(RECORD EXTRACTS)
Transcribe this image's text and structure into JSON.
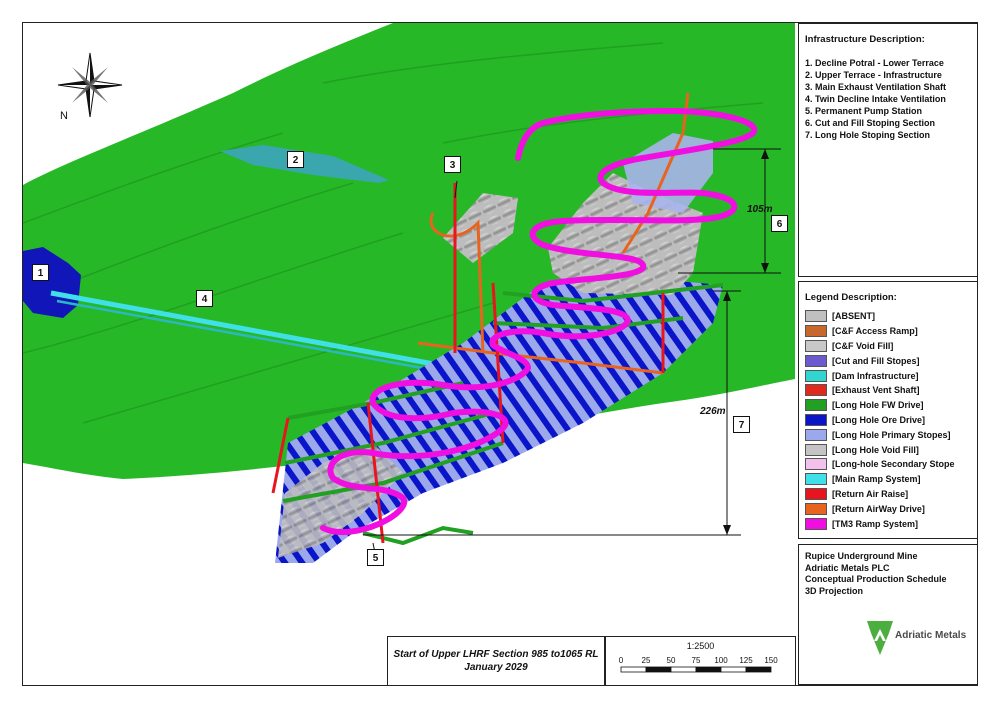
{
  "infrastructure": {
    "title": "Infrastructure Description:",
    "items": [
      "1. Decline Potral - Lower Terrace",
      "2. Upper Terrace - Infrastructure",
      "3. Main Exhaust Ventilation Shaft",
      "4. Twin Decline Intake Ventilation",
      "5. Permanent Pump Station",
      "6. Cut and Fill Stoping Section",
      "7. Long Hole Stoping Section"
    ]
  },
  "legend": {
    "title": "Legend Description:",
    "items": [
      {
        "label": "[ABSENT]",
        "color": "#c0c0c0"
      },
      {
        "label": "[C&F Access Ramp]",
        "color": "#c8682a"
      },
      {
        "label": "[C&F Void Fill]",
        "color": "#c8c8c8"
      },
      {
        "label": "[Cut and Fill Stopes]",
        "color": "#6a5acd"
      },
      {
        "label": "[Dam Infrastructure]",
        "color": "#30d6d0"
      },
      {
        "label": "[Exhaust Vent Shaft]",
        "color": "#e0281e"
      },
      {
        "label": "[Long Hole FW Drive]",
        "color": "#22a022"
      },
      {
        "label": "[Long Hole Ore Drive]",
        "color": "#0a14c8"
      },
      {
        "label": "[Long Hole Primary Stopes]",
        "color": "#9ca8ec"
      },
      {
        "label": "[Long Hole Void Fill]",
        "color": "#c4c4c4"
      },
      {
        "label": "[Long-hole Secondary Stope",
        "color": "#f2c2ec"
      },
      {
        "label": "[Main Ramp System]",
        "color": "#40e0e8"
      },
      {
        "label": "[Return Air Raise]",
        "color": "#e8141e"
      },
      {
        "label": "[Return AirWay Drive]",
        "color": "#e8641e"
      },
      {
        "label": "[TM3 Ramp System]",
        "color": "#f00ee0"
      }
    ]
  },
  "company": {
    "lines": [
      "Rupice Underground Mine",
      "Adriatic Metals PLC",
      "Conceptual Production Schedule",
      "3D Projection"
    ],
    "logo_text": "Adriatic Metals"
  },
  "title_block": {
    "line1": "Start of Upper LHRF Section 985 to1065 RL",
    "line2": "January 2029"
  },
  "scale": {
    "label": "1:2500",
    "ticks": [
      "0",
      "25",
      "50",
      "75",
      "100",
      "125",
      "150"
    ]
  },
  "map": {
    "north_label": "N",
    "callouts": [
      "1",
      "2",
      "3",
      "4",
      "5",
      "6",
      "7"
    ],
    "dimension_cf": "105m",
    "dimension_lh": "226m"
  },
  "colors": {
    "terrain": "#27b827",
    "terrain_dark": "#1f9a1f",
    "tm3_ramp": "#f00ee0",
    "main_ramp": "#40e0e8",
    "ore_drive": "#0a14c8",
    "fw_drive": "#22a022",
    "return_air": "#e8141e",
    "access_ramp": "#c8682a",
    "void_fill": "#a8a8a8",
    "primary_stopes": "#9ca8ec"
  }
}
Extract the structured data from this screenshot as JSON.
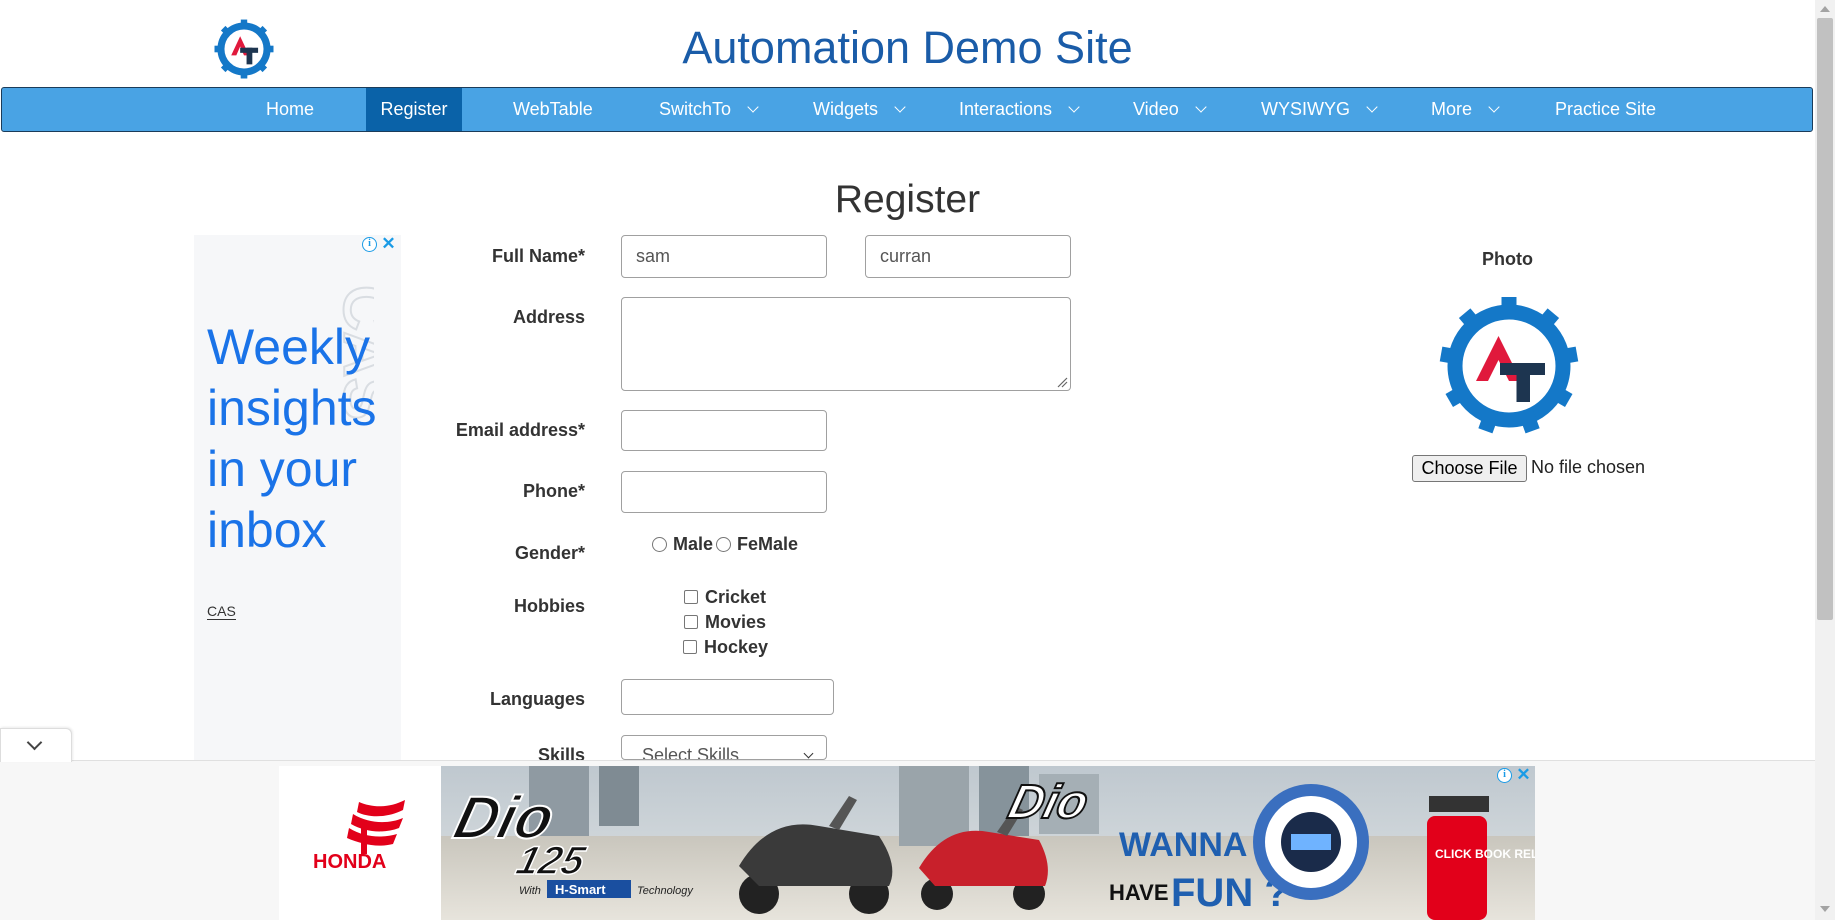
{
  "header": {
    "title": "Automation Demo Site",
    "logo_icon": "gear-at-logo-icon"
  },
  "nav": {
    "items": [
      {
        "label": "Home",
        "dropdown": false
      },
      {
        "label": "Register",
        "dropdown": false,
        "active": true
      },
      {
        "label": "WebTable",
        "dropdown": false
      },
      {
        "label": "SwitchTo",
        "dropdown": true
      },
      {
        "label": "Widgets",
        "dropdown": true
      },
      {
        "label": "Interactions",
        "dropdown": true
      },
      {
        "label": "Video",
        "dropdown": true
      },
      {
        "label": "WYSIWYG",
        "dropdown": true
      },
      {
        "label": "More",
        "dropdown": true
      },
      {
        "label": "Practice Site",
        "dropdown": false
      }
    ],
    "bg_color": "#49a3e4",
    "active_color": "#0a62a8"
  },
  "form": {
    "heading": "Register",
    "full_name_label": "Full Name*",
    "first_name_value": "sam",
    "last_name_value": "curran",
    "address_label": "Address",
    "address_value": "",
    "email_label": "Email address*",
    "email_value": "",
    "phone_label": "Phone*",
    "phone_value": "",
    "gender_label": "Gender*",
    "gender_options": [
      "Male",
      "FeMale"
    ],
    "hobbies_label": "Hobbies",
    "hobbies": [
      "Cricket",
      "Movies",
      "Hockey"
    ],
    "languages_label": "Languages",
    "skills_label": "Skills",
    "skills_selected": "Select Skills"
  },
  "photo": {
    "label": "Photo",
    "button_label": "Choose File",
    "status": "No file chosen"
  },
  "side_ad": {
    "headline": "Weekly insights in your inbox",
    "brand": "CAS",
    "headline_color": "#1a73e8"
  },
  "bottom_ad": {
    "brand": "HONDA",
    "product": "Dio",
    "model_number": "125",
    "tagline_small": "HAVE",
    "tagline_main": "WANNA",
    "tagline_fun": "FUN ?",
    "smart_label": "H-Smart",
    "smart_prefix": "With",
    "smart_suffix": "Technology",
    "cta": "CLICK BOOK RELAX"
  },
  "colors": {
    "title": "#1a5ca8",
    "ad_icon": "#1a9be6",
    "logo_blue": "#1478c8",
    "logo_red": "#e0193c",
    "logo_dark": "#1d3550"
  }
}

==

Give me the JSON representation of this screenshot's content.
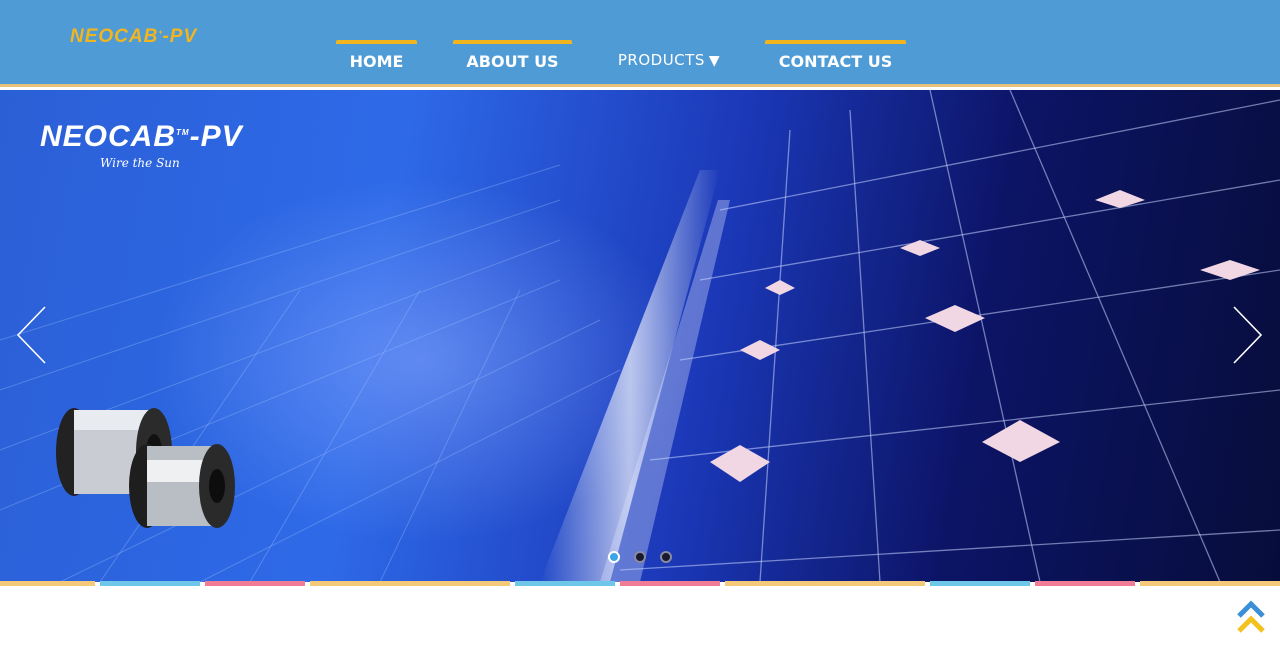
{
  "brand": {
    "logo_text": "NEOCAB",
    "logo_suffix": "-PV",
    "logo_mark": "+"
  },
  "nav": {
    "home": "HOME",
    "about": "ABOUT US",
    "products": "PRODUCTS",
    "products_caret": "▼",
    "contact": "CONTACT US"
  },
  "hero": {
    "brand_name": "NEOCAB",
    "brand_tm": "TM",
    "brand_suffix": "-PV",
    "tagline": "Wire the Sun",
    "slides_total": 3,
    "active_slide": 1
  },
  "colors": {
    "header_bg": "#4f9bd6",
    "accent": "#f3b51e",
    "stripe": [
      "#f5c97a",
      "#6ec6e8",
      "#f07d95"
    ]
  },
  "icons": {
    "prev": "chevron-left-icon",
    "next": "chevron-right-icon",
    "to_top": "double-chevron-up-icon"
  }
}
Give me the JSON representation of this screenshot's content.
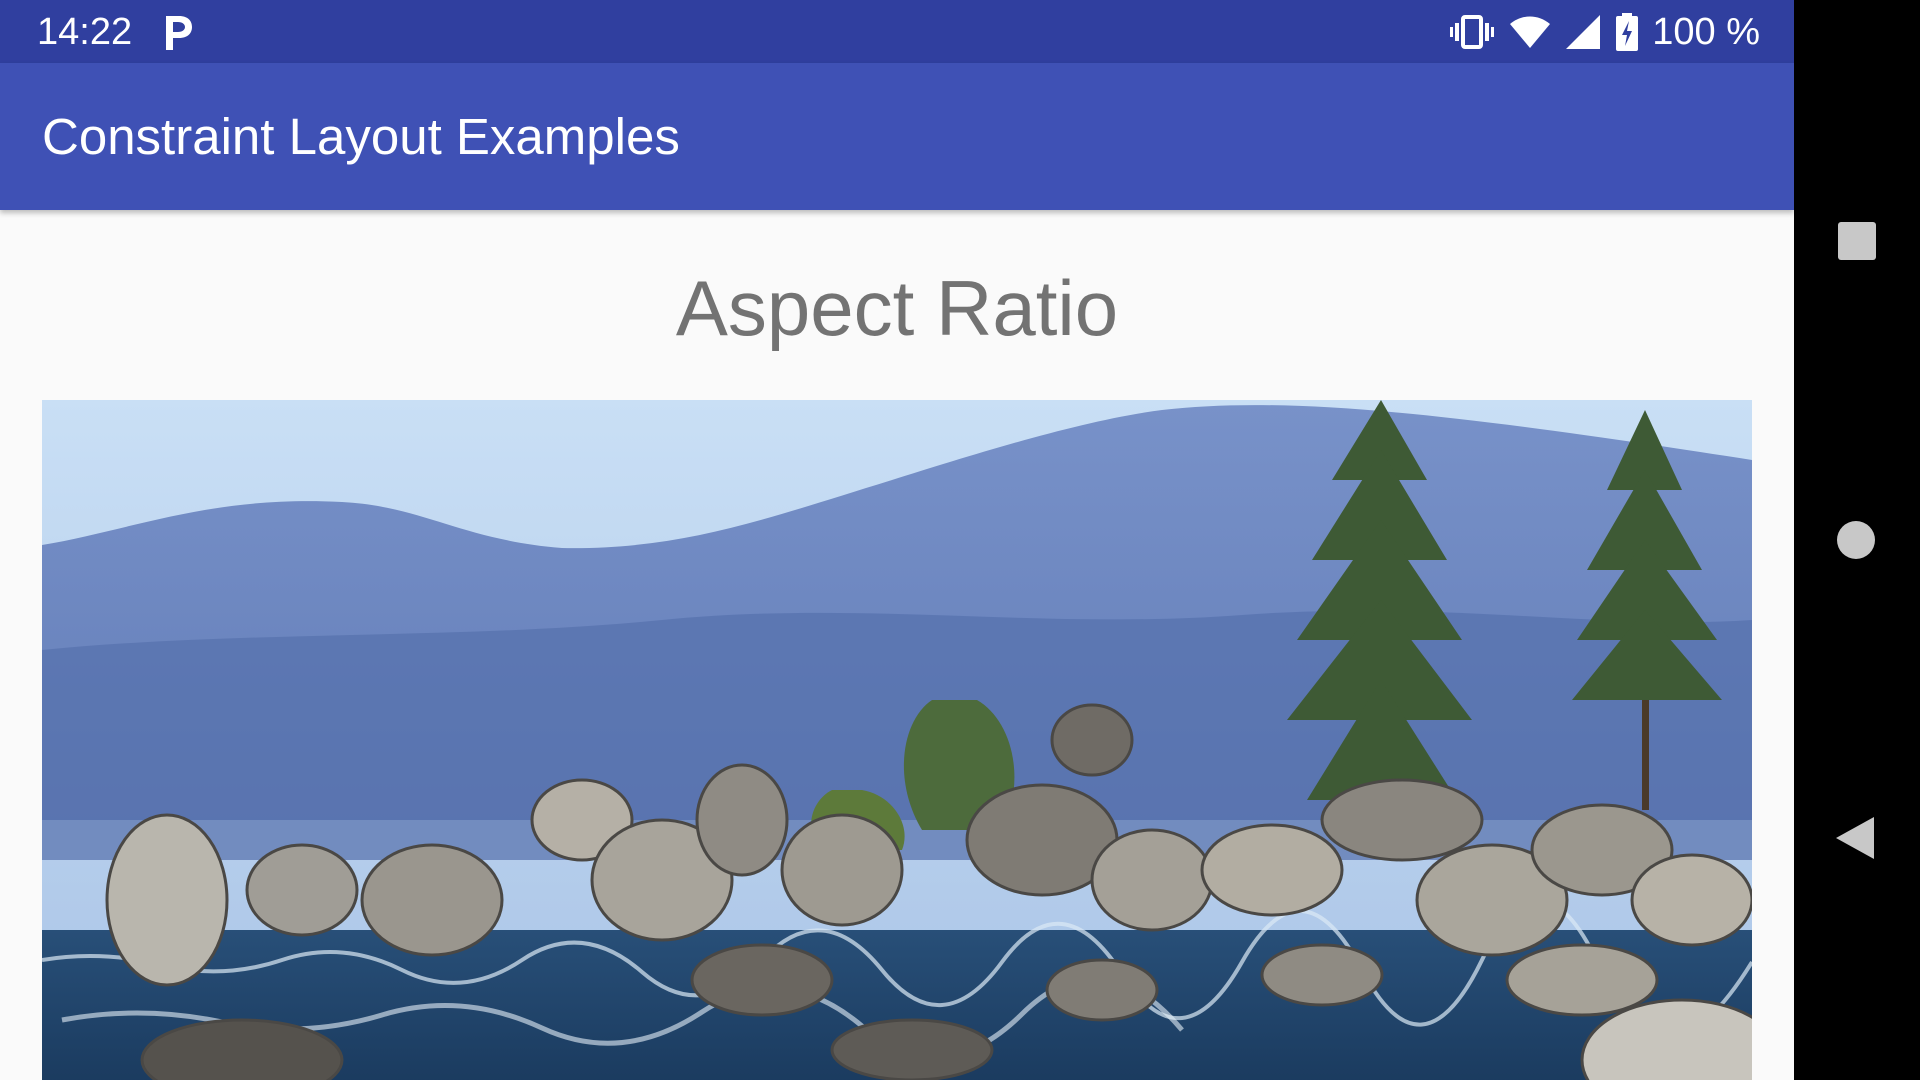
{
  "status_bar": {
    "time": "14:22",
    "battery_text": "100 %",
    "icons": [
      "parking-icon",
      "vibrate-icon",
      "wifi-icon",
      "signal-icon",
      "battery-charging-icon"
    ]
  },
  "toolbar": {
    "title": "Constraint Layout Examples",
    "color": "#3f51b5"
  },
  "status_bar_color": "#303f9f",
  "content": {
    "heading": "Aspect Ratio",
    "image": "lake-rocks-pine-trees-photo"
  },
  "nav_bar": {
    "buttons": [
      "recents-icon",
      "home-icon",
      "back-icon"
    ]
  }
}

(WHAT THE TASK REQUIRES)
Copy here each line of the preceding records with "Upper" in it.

(RESPONSE)
      "2. Upper Terrace - Infrastructure",
    "line1": "Start of Upper LHRF Section 985 to1065 RL",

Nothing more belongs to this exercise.